_ACTIVITY_. Find every line below with the string "true" and pick it out.

=======

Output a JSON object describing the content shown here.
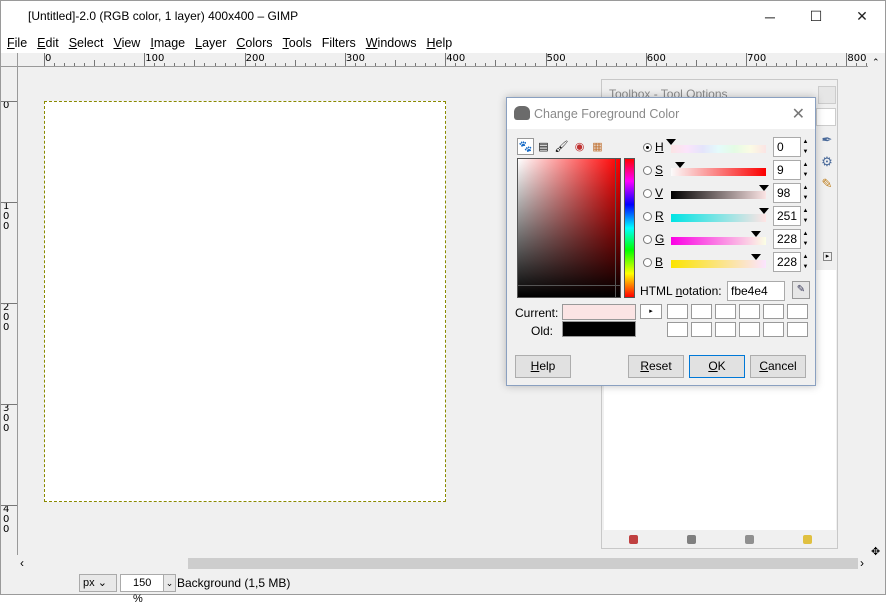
{
  "window": {
    "title": "[Untitled]-2.0 (RGB color, 1 layer) 400x400 – GIMP",
    "controls": [
      "─",
      "☐",
      "✕"
    ]
  },
  "menubar": [
    {
      "accel": "F",
      "rest": "ile"
    },
    {
      "accel": "E",
      "rest": "dit"
    },
    {
      "accel": "S",
      "rest": "elect"
    },
    {
      "accel": "V",
      "rest": "iew"
    },
    {
      "accel": "I",
      "rest": "mage"
    },
    {
      "accel": "L",
      "rest": "ayer"
    },
    {
      "accel": "C",
      "rest": "olors"
    },
    {
      "accel": "T",
      "rest": "ools"
    },
    {
      "accel": "",
      "rest": "Filters"
    },
    {
      "accel": "W",
      "rest": "indows"
    },
    {
      "accel": "H",
      "rest": "elp"
    }
  ],
  "ruler_top_labels": [
    "0",
    "100",
    "200",
    "300",
    "400",
    "500",
    "600",
    "700",
    "800"
  ],
  "ruler_left_labels": [
    "0",
    "100",
    "200",
    "300",
    "400"
  ],
  "statusbar": {
    "unit": "px",
    "zoom": "150 %",
    "info": "Background (1,5 MB)"
  },
  "toolbox": {
    "title": "Toolbox - Tool Options"
  },
  "dialog": {
    "title": "Change Foreground Color",
    "channels": [
      {
        "label": "H",
        "value": "0",
        "selected": true,
        "level": 0.0,
        "gradient": "linear-gradient(to right, #fbe4e4, #fbe4fb, #e4e4fb, #e4fbfb, #e4fbe4, #fbfbe4, #fbe4e4)"
      },
      {
        "label": "S",
        "value": "9",
        "selected": false,
        "level": 0.09,
        "gradient": "linear-gradient(to right, #fbfbfb, #fb0000)"
      },
      {
        "label": "V",
        "value": "98",
        "selected": false,
        "level": 0.98,
        "gradient": "linear-gradient(to right, #000000, #fbe4e4)"
      },
      {
        "label": "R",
        "value": "251",
        "selected": false,
        "level": 0.98,
        "gradient": "linear-gradient(to right, #00e4e4, #ffe4e4)"
      },
      {
        "label": "G",
        "value": "228",
        "selected": false,
        "level": 0.89,
        "gradient": "linear-gradient(to right, #fb00e4, #fbffe4)"
      },
      {
        "label": "B",
        "value": "228",
        "selected": false,
        "level": 0.89,
        "gradient": "linear-gradient(to right, #fbe400, #fbe4ff)"
      }
    ],
    "html_label_pre": "HTML ",
    "html_label_accel": "n",
    "html_label_post": "otation:",
    "html_value": "fbe4e4",
    "current_label": "Current:",
    "old_label": "Old:",
    "current_color": "#fbe4e4",
    "old_color": "#000000",
    "buttons": {
      "help": {
        "accel": "H",
        "rest": "elp"
      },
      "reset": {
        "accel": "R",
        "rest": "eset"
      },
      "ok": {
        "accel": "O",
        "rest": "K"
      },
      "cancel": {
        "accel": "C",
        "rest": "ancel"
      }
    }
  }
}
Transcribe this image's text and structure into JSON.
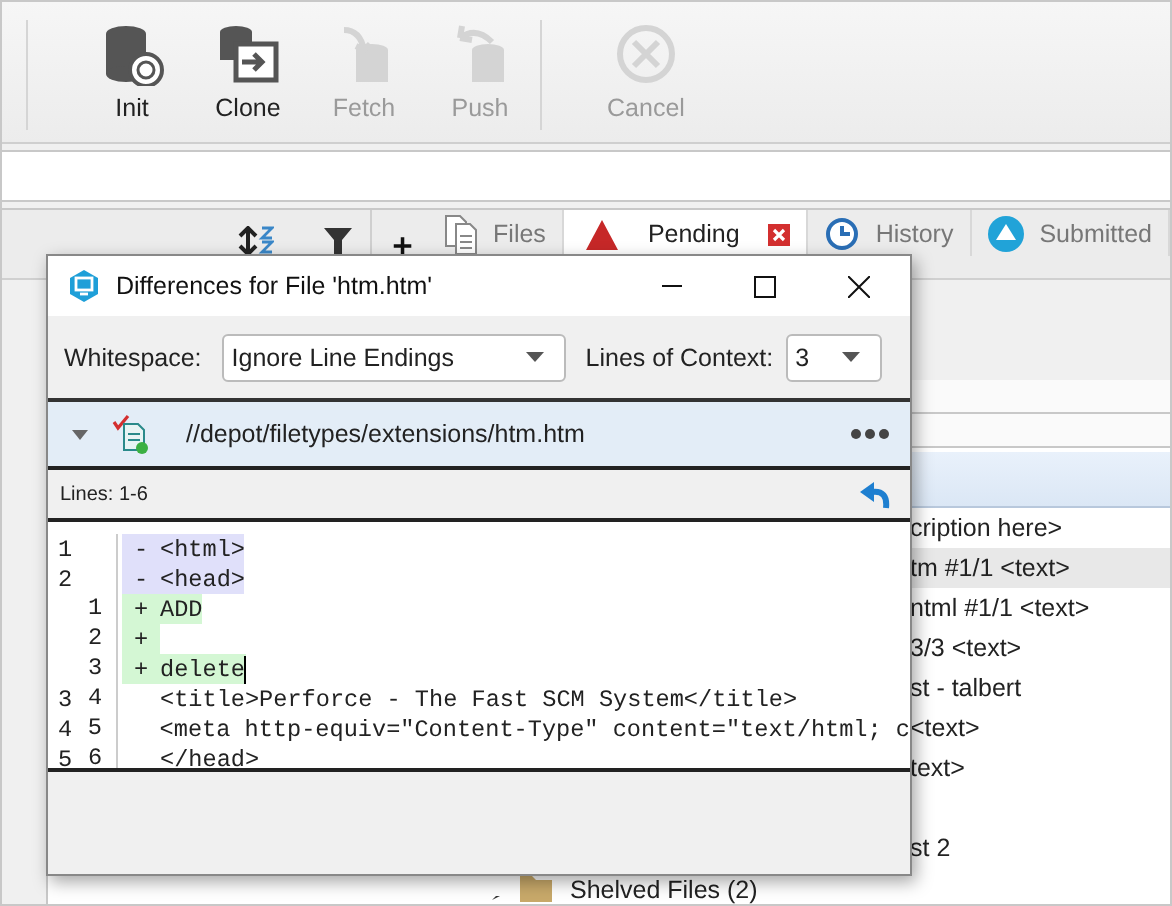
{
  "toolbar": {
    "buttons": [
      {
        "label": "Init",
        "kind": "init",
        "disabled": false
      },
      {
        "label": "Clone",
        "kind": "clone",
        "disabled": false
      },
      {
        "label": "Fetch",
        "kind": "fetch",
        "disabled": true
      },
      {
        "label": "Push",
        "kind": "push",
        "disabled": true
      },
      {
        "label": "Cancel",
        "kind": "cancel",
        "disabled": true
      }
    ]
  },
  "tabs": [
    {
      "label": "Files",
      "kind": "files",
      "selected": false,
      "closable": false
    },
    {
      "label": "Pending",
      "kind": "pending",
      "selected": true,
      "closable": true
    },
    {
      "label": "History",
      "kind": "history",
      "selected": false,
      "closable": false
    },
    {
      "label": "Submitted",
      "kind": "submitted",
      "selected": false,
      "closable": false
    }
  ],
  "list_rows": [
    {
      "text": "cription here>",
      "selected": false
    },
    {
      "text": "tm #1/1 <text>",
      "selected": true
    },
    {
      "text": "ntml #1/1 <text>",
      "selected": false
    },
    {
      "text": "3/3 <text>",
      "selected": false
    },
    {
      "text": "st - talbert",
      "selected": false
    },
    {
      "text": "<text>",
      "selected": false
    },
    {
      "text": "text>",
      "selected": false
    },
    {
      "selected": false
    },
    {
      "text": "st 2",
      "selected": false
    }
  ],
  "shelved": {
    "label": "Shelved Files (2)"
  },
  "dialog": {
    "title": "Differences for File 'htm.htm'",
    "whitespace_label": "Whitespace:",
    "whitespace_value": "Ignore Line Endings",
    "context_label": "Lines of Context:",
    "context_value": "3",
    "file_path": "//depot/filetypes/extensions/htm.htm",
    "lines_label": "Lines: 1-6",
    "diff_lines": [
      {
        "kind": "removed",
        "old": "1",
        "sign": "-",
        "text": "<html>"
      },
      {
        "kind": "removed",
        "old": "2",
        "sign": "-",
        "text": "<head>"
      },
      {
        "kind": "added",
        "new": "1",
        "sign": "+",
        "text": "ADD"
      },
      {
        "kind": "added",
        "new": "2",
        "sign": "+"
      },
      {
        "kind": "added",
        "new": "3",
        "sign": "+",
        "text": "delete",
        "cursor": true
      },
      {
        "kind": "context",
        "old": "3",
        "new": "4",
        "text": "<title>Perforce - The Fast SCM System</title>"
      },
      {
        "kind": "context",
        "old": "4",
        "new": "5",
        "text": "<meta http-equiv=\"Content-Type\" content=\"text/html; c"
      },
      {
        "kind": "context",
        "old": "5",
        "new": "6",
        "text": "</head>"
      }
    ]
  }
}
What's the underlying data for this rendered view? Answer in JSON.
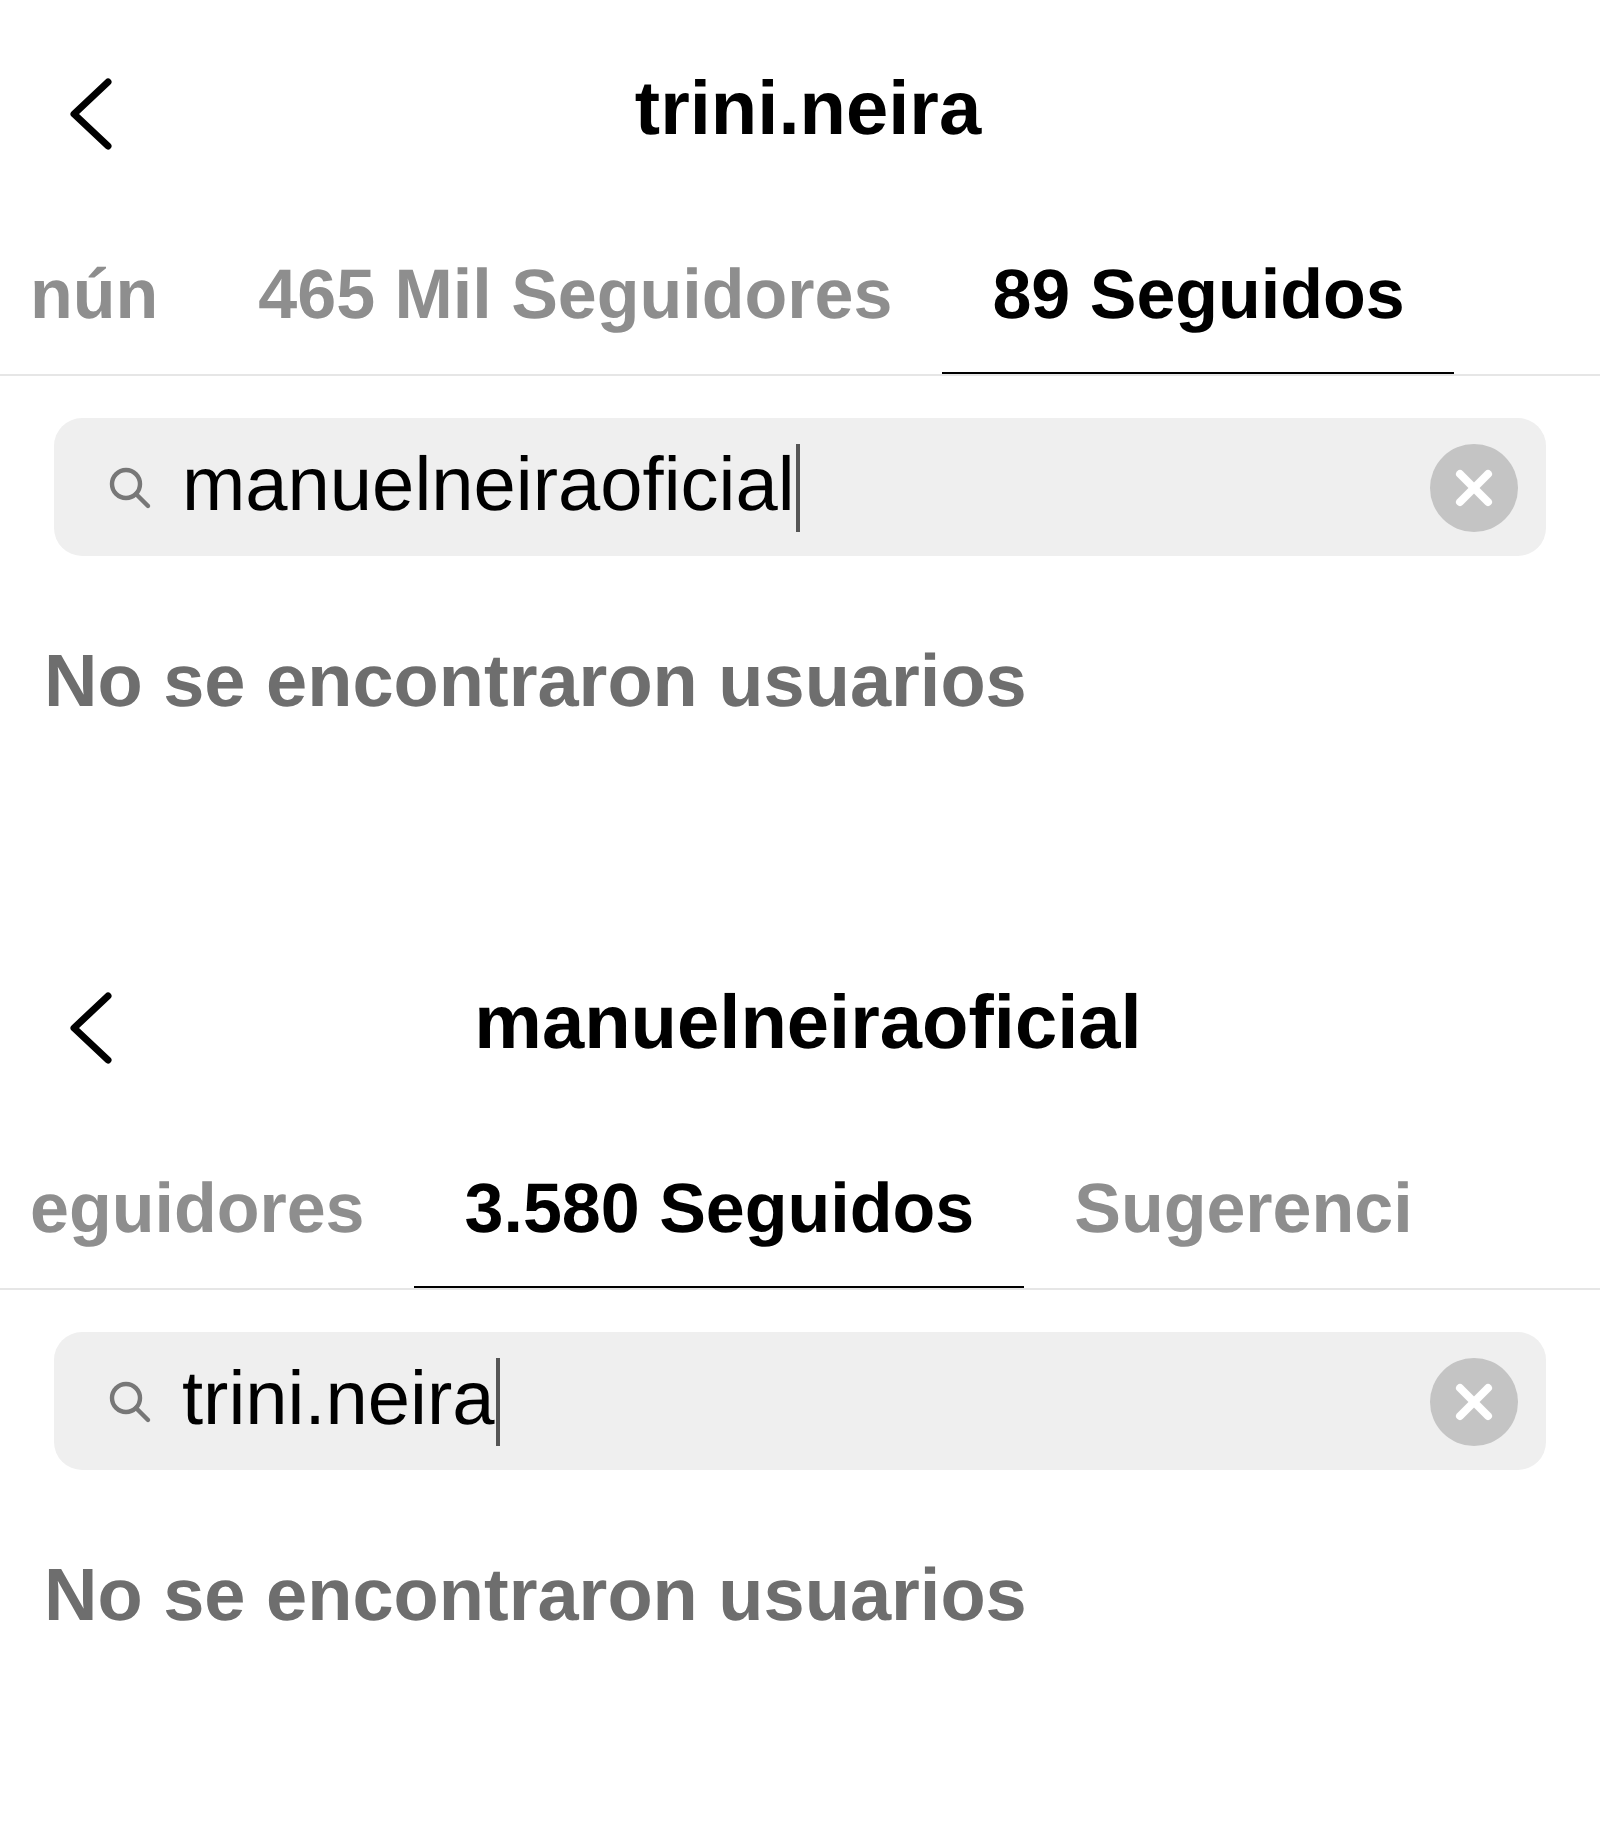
{
  "panels": [
    {
      "title": "trini.neira",
      "tabs": [
        {
          "label": "nún",
          "selected": false
        },
        {
          "label": "465 Mil Seguidores",
          "selected": false
        },
        {
          "label": "89 Seguidos",
          "selected": true
        }
      ],
      "search": {
        "value": "manuelneiraoficial"
      },
      "message": "No se encontraron usuarios"
    },
    {
      "title": "manuelneiraoficial",
      "tabs": [
        {
          "label": "eguidores",
          "selected": false
        },
        {
          "label": "3.580 Seguidos",
          "selected": true
        },
        {
          "label": "Sugerenci",
          "selected": false
        }
      ],
      "search": {
        "value": "trini.neira"
      },
      "message": "No se encontraron usuarios"
    }
  ]
}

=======

_RESULT BELOW_.
        "selected": true,
        "disabled": true
        "disabled": true
        "disabled": true
      "selected": true,
      "closable": true
      "selected": true
        "cursor": true
          "selected": true
          "selected": true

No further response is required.